Construction professionals hit by the downturn in the building industry may be encouraged by the forecast that salaries in Saudi Arabia and Qatar are expected to rise.
Optimism builds on construction salaries in Gulf
Construction professionals hit by the downturn in the building industry may be encouraged by the forecast that salaries in Saudi Arabia and Qatar are expected to rise. The cost of hiring staff for construction projects is expected to rise 15 per cent between June this year and the end of next year, according to figures from EC Harris, the UK construction consultancy.
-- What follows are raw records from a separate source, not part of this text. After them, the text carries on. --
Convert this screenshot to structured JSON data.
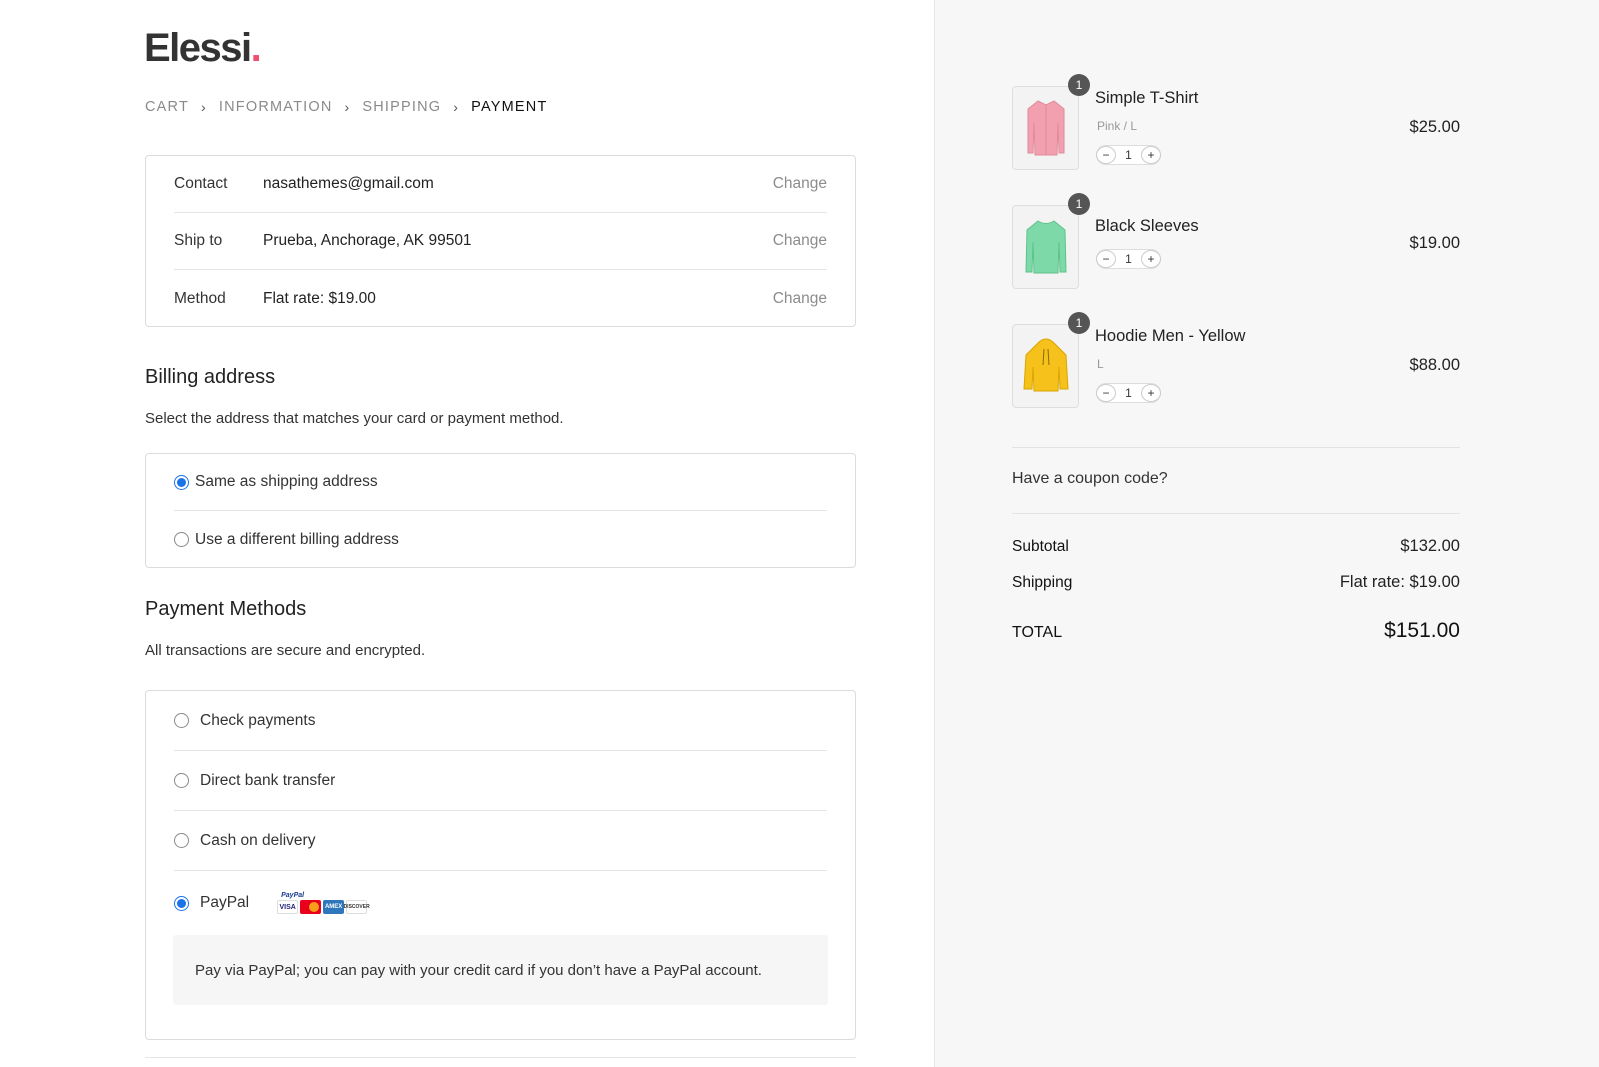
{
  "brand": {
    "name": "Elessi",
    "dot": ".",
    "accent": "#f0506e"
  },
  "breadcrumb": [
    {
      "label": "CART",
      "active": false
    },
    {
      "label": "INFORMATION",
      "active": false
    },
    {
      "label": "SHIPPING",
      "active": false
    },
    {
      "label": "PAYMENT",
      "active": true
    }
  ],
  "review": {
    "rows": [
      {
        "label": "Contact",
        "value": "nasathemes@gmail.com",
        "action": "Change"
      },
      {
        "label": "Ship to",
        "value": "Prueba, Anchorage, AK 99501",
        "action": "Change"
      },
      {
        "label": "Method",
        "value": "Flat rate: $19.00",
        "action": "Change"
      }
    ]
  },
  "billing": {
    "title": "Billing address",
    "subtitle": "Select the address that matches your card or payment method.",
    "options": [
      {
        "label": "Same as shipping address",
        "checked": true
      },
      {
        "label": "Use a different billing address",
        "checked": false
      }
    ]
  },
  "payment": {
    "title": "Payment Methods",
    "subtitle": "All transactions are secure and encrypted.",
    "options": [
      {
        "label": "Check payments",
        "checked": false
      },
      {
        "label": "Direct bank transfer",
        "checked": false
      },
      {
        "label": "Cash on delivery",
        "checked": false
      },
      {
        "label": "PayPal",
        "checked": true
      }
    ],
    "paypal_logo": {
      "word": "PayPal",
      "cards": [
        "VISA",
        "mastercard-icon",
        "AMEX",
        "DISCOVER"
      ]
    },
    "paypal_note": "Pay via PayPal; you can pay with your credit card if you don’t have a PayPal account."
  },
  "cart": {
    "items": [
      {
        "name": "Simple T-Shirt",
        "variant": "Pink  /  L",
        "quantity": "1",
        "badge": "1",
        "price": "$25.00",
        "image": "pink-shirt-icon",
        "color": "#f2a0b0"
      },
      {
        "name": "Black Sleeves",
        "variant": "",
        "quantity": "1",
        "badge": "1",
        "price": "$19.00",
        "image": "green-sweater-icon",
        "color": "#7ed9a8"
      },
      {
        "name": "Hoodie Men - Yellow",
        "variant": "L",
        "quantity": "1",
        "badge": "1",
        "price": "$88.00",
        "image": "yellow-hoodie-icon",
        "color": "#f5c11a"
      }
    ],
    "stepper": {
      "minus": "−",
      "plus": "+"
    },
    "coupon_label": "Have a coupon code?",
    "subtotal_label": "Subtotal",
    "subtotal_value": "$132.00",
    "shipping_label": "Shipping",
    "shipping_value": "Flat rate: $19.00",
    "total_label": "TOTAL",
    "total_value": "$151.00"
  }
}
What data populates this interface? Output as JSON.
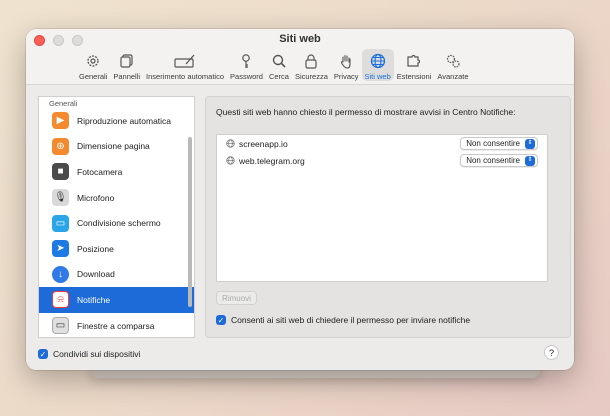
{
  "window": {
    "title": "Siti web"
  },
  "toolbar": {
    "items": [
      {
        "label": "Generali",
        "icon": "gear-icon"
      },
      {
        "label": "Pannelli",
        "icon": "tabs-icon"
      },
      {
        "label": "Inserimento automatico",
        "icon": "autofill-icon"
      },
      {
        "label": "Password",
        "icon": "key-icon"
      },
      {
        "label": "Cerca",
        "icon": "search-icon"
      },
      {
        "label": "Sicurezza",
        "icon": "lock-icon"
      },
      {
        "label": "Privacy",
        "icon": "hand-icon"
      },
      {
        "label": "Siti web",
        "icon": "globe-icon",
        "active": true
      },
      {
        "label": "Estensioni",
        "icon": "puzzle-icon"
      },
      {
        "label": "Avanzate",
        "icon": "gears-icon"
      }
    ]
  },
  "sidebar": {
    "header": "Generali",
    "items": [
      {
        "label": "Riproduzione automatica",
        "color": "#f5892d"
      },
      {
        "label": "Dimensione pagina",
        "color": "#f5892d"
      },
      {
        "label": "Fotocamera",
        "color": "#4a4a4a"
      },
      {
        "label": "Microfono",
        "color": "#8a8a8a"
      },
      {
        "label": "Condivisione schermo",
        "color": "#2aa5e8"
      },
      {
        "label": "Posizione",
        "color": "#1d7ae4"
      },
      {
        "label": "Download",
        "color": "#2f7ae6"
      },
      {
        "label": "Notifiche",
        "color": "#ff3b30",
        "selected": true
      },
      {
        "label": "Finestre a comparsa",
        "color": "#8a8a8a"
      }
    ]
  },
  "panel": {
    "description": "Questi siti web hanno chiesto il permesso di mostrare avvisi in Centro Notifiche:",
    "sites": [
      {
        "name": "screenapp.io",
        "permission": "Non consentire"
      },
      {
        "name": "web.telegram.org",
        "permission": "Non consentire"
      }
    ],
    "remove_label": "Rimuovi",
    "allow_label": "Consenti ai siti web di chiedere il permesso per inviare notifiche"
  },
  "footer": {
    "share_label": "Condividi sui dispositivi",
    "help_label": "?"
  },
  "colors": {
    "accent": "#1d6bd8",
    "close": "#ff5f57"
  }
}
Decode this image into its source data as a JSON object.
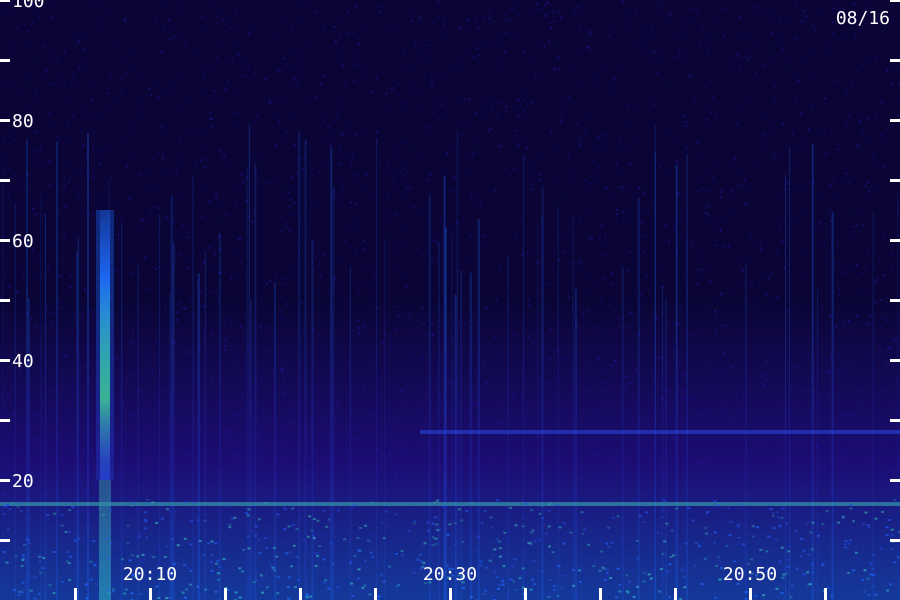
{
  "chart_data": {
    "type": "heatmap",
    "title": "",
    "xlabel": "",
    "ylabel": "",
    "date_label": "08/16",
    "y_axis": {
      "range": [
        0,
        100
      ],
      "tick_values": [
        10,
        20,
        30,
        40,
        50,
        60,
        70,
        80,
        90,
        100
      ],
      "labeled_ticks": [
        {
          "value": 20,
          "label": "20"
        },
        {
          "value": 40,
          "label": "40"
        },
        {
          "value": 60,
          "label": "60"
        },
        {
          "value": 80,
          "label": "80"
        },
        {
          "value": 100,
          "label": "100"
        }
      ]
    },
    "x_axis": {
      "range_minutes": [
        "20:00",
        "20:60"
      ],
      "tick_times": [
        "20:05",
        "20:10",
        "20:15",
        "20:20",
        "20:25",
        "20:30",
        "20:35",
        "20:40",
        "20:45",
        "20:50",
        "20:55"
      ],
      "labeled_ticks": [
        {
          "time": "20:10",
          "label": "20:10"
        },
        {
          "time": "20:30",
          "label": "20:30"
        },
        {
          "time": "20:50",
          "label": "20:50"
        }
      ]
    },
    "features": [
      {
        "kind": "vertical-burst",
        "time": "20:07",
        "y_range": [
          20,
          65
        ],
        "intensity": "high"
      },
      {
        "kind": "horizontal-band",
        "y": 28,
        "time_range": [
          "20:28",
          "20:60"
        ],
        "intensity": "medium"
      },
      {
        "kind": "horizontal-band",
        "y": 16,
        "time_range": [
          "20:00",
          "20:60"
        ],
        "intensity": "high"
      },
      {
        "kind": "diffuse-glow",
        "y_range": [
          0,
          50
        ],
        "intensity": "low"
      }
    ],
    "colors": {
      "background": "#0a0536",
      "low": "#2a14a8",
      "mid": "#1e6cff",
      "high": "#3fff8a",
      "axis": "#ffffff"
    }
  }
}
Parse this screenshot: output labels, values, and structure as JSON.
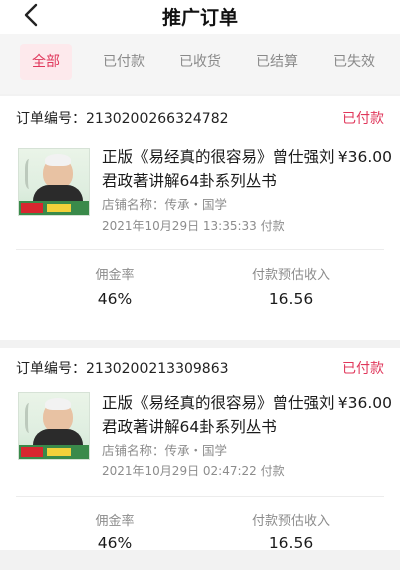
{
  "header": {
    "title": "推广订单",
    "back_icon": "chevron-left-icon"
  },
  "tabs": [
    {
      "label": "全部",
      "active": true
    },
    {
      "label": "已付款",
      "active": false
    },
    {
      "label": "已收货",
      "active": false
    },
    {
      "label": "已结算",
      "active": false
    },
    {
      "label": "已失效",
      "active": false
    }
  ],
  "orders": [
    {
      "order_label": "订单编号：",
      "order_no": "2130200266324782",
      "status": "已付款",
      "product_title_line1": "正版《易经真的很容易》曾仕强刘",
      "price": "¥36.00",
      "product_title_line2": "君政著讲解64卦系列丛书",
      "shop": "店铺名称：传承・国学",
      "paid_time": "2021年10月29日 13:35:33 付款",
      "commission_label": "佣金率",
      "commission_value": "46%",
      "income_label": "付款预估收入",
      "income_value": "16.56"
    },
    {
      "order_label": "订单编号：",
      "order_no": "2130200213309863",
      "status": "已付款",
      "product_title_line1": "正版《易经真的很容易》曾仕强刘",
      "price": "¥36.00",
      "product_title_line2": "君政著讲解64卦系列丛书",
      "shop": "店铺名称：传承・国学",
      "paid_time": "2021年10月29日 02:47:22 付款",
      "commission_label": "佣金率",
      "commission_value": "46%",
      "income_label": "付款预估收入",
      "income_value": "16.56"
    }
  ],
  "colors": {
    "accent": "#e0375b",
    "accent_bg": "#fde9ec",
    "muted": "#8c8c8c"
  }
}
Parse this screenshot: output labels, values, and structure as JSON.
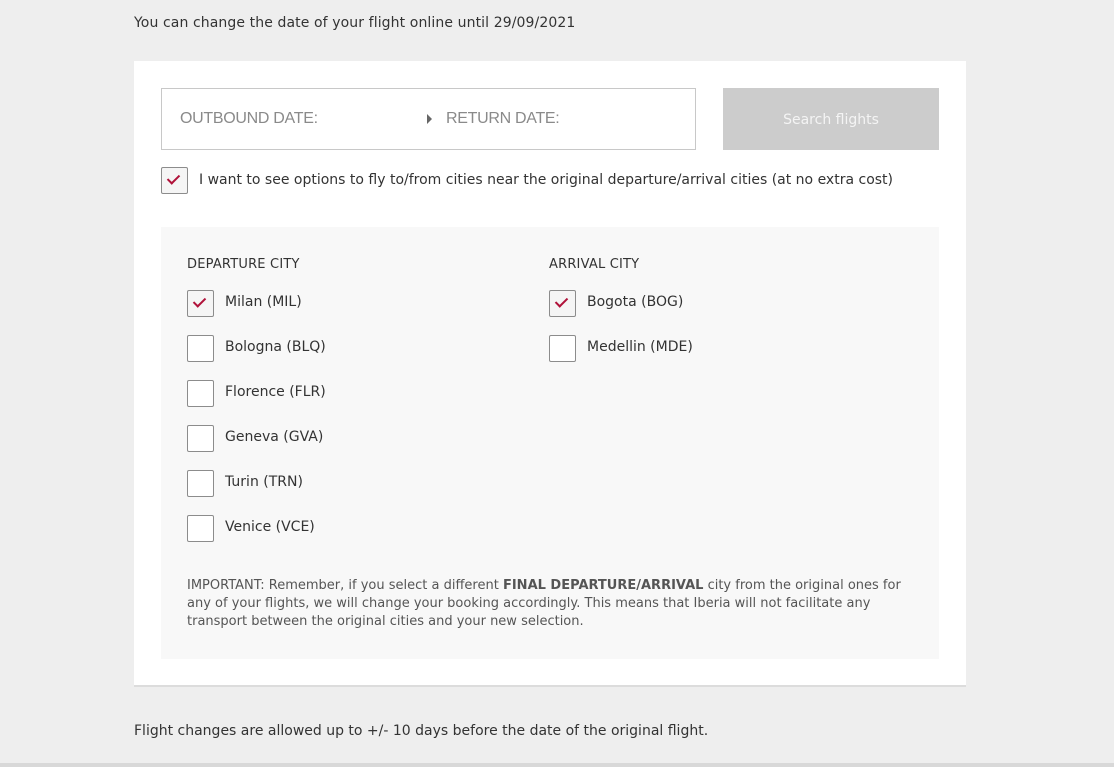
{
  "top_note": "You can change the date of your flight online until 29/09/2021",
  "dates": {
    "outbound_label": "OUTBOUND DATE:",
    "return_label": "RETURN DATE:"
  },
  "search_button_label": "Search flights",
  "nearby_option": {
    "label": "I want to see options to fly to/from cities near the original departure/arrival cities (at no extra cost)",
    "checked": true
  },
  "departure": {
    "heading": "DEPARTURE CITY",
    "cities": [
      {
        "label": "Milan (MIL)",
        "checked": true
      },
      {
        "label": "Bologna (BLQ)",
        "checked": false
      },
      {
        "label": "Florence (FLR)",
        "checked": false
      },
      {
        "label": "Geneva (GVA)",
        "checked": false
      },
      {
        "label": "Turin (TRN)",
        "checked": false
      },
      {
        "label": "Venice (VCE)",
        "checked": false
      }
    ]
  },
  "arrival": {
    "heading": "ARRIVAL CITY",
    "cities": [
      {
        "label": "Bogota (BOG)",
        "checked": true
      },
      {
        "label": "Medellin (MDE)",
        "checked": false
      }
    ]
  },
  "important": {
    "prefix": "IMPORTANT: Remember, if you select a different ",
    "bold": "FINAL DEPARTURE/ARRIVAL",
    "suffix": " city from the original ones for any of your flights, we will change your booking accordingly. This means that Iberia will not facilitate any transport between the original cities and your new selection."
  },
  "bottom_note": "Flight changes are allowed up to +/- 10 days before the date of the original flight.",
  "colors": {
    "check_accent": "#b0123a",
    "button_disabled": "#cccccc"
  }
}
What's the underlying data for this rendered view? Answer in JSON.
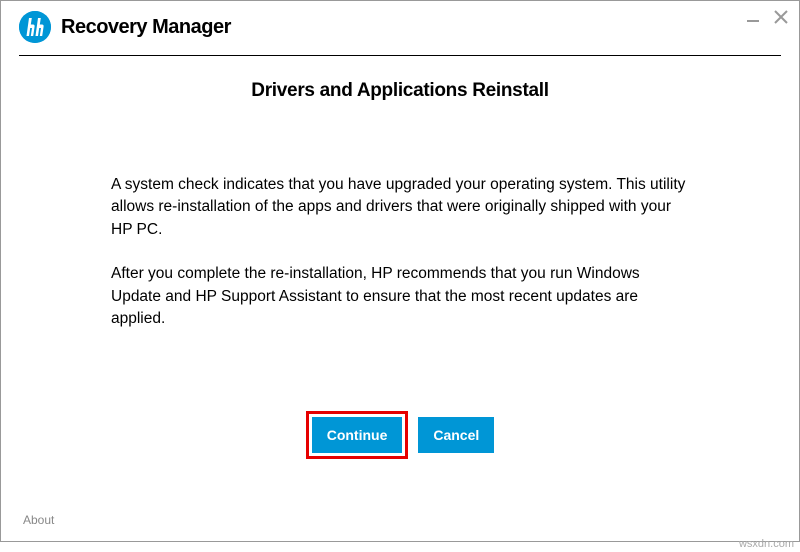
{
  "header": {
    "app_title": "Recovery Manager"
  },
  "page": {
    "heading": "Drivers and Applications Reinstall",
    "paragraph1": "A system check indicates that you have upgraded your operating system. This utility allows re-installation of the apps and drivers that were originally shipped with your HP PC.",
    "paragraph2": "After you complete the re-installation, HP recommends that you run Windows Update and HP Support Assistant to ensure that the most recent updates are applied."
  },
  "buttons": {
    "continue_label": "Continue",
    "cancel_label": "Cancel"
  },
  "footer": {
    "about_label": "About"
  },
  "watermark": "wsxdn.com"
}
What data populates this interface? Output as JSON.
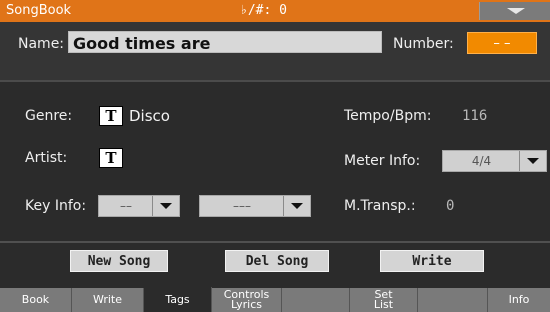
{
  "titlebar": {
    "app": "SongBook",
    "accidentals": "♭/#: 0"
  },
  "name": {
    "label": "Name:",
    "value": "Good times are"
  },
  "number": {
    "label": "Number:",
    "value": "– –"
  },
  "genre": {
    "label": "Genre:",
    "t_icon": "T",
    "value": "Disco"
  },
  "artist": {
    "label": "Artist:",
    "t_icon": "T"
  },
  "key_info": {
    "label": "Key Info:",
    "dropdown1": "––",
    "dropdown2": "–––"
  },
  "tempo": {
    "label": "Tempo/Bpm:",
    "value": "116"
  },
  "meter": {
    "label": "Meter Info:",
    "value": "4/4"
  },
  "transp": {
    "label": "M.Transp.:",
    "value": "0"
  },
  "buttons": {
    "new_song": "New Song",
    "del_song": "Del Song",
    "write": "Write"
  },
  "tabs": [
    {
      "label": "Book"
    },
    {
      "label": "Write"
    },
    {
      "label": "Tags"
    },
    {
      "label1": "Controls",
      "label2": "Lyrics"
    },
    {
      "label": ""
    },
    {
      "label1": "Set",
      "label2": "List"
    },
    {
      "label": ""
    },
    {
      "label": "Info"
    }
  ],
  "colors": {
    "accent": "#e07418",
    "number_field": "#f28a00",
    "background": "#2b2b2b"
  },
  "icons": {
    "menu": "triangle-down",
    "dropdown": "triangle-down"
  }
}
A number of UAE firms have ventured into Qatar and Saudi Arabia, the strongest construction markets in the GCC, to capitalise on a pipeline of big projects mainly backed by government cash.
But with limited availability of skilled labour in both countries to meet project demands, companies will have to pay higher salaries to attract staff. "It is anticipated that demand and workload will increase towards the back end of 2010, with inflation, overheads and labour costs increasing in line with this," said Simon Light, a partner at EC Harris. "In addition, due to only a small number of contractors being established and eligible to operate in Qatar and Saudi Arabia, overhead and profit margins are also expected to rise between 1.5 and 2.5 per cent higher than the UAE as workload increases."
Salary levels for expatriates working in property and construction fell by about 30 per cent across the GCC between September 2008 and the end of last year, according to data from APG Global, a recruitment agency based in Australia. The average monthly salary for a project manager in Saudi Arabia or Qatar is now about Dh40,000 (US$10,890) compared with Dh55,000 at the peak in September 2008. In Dubai, salary rates among western expatriates soared between 2006 and 2008 as companies paid above-market rates or offered twice-yearly raises to keep staff in the construction boom.
"You're not going to see the kind of salaries you saw in Dubai two or three years ago ? levels are more realistic now," said Gregor Black, a managing partner at Dunedin Recruitment in Dubai. "But as construction in Dubai remains depressed, there's still a lot of people who have to work and will move to Qatar or Saudi Arabia. It's not an option right now to return home to places like the UK." Al Shafar General Contracting is looking for projects in Saudi Arabia, where strong population growth has fuelled demand for new homes and the government is heavily investing in infrastructure projects.
"Salary levels are similar to the UAE and living costs are cheaper, but you need to compensate people for being in Saudi," said Bishoy Azmy, the chief executive of Al Shafar. Mr Light added that overall construction costs in Saudi Arabia will reach a "sustainable" pace by the end of next year, while costs in Qatar could reach levels last seen in 2007, when prices surged by 50 per cent because of a reliance on imported building materials.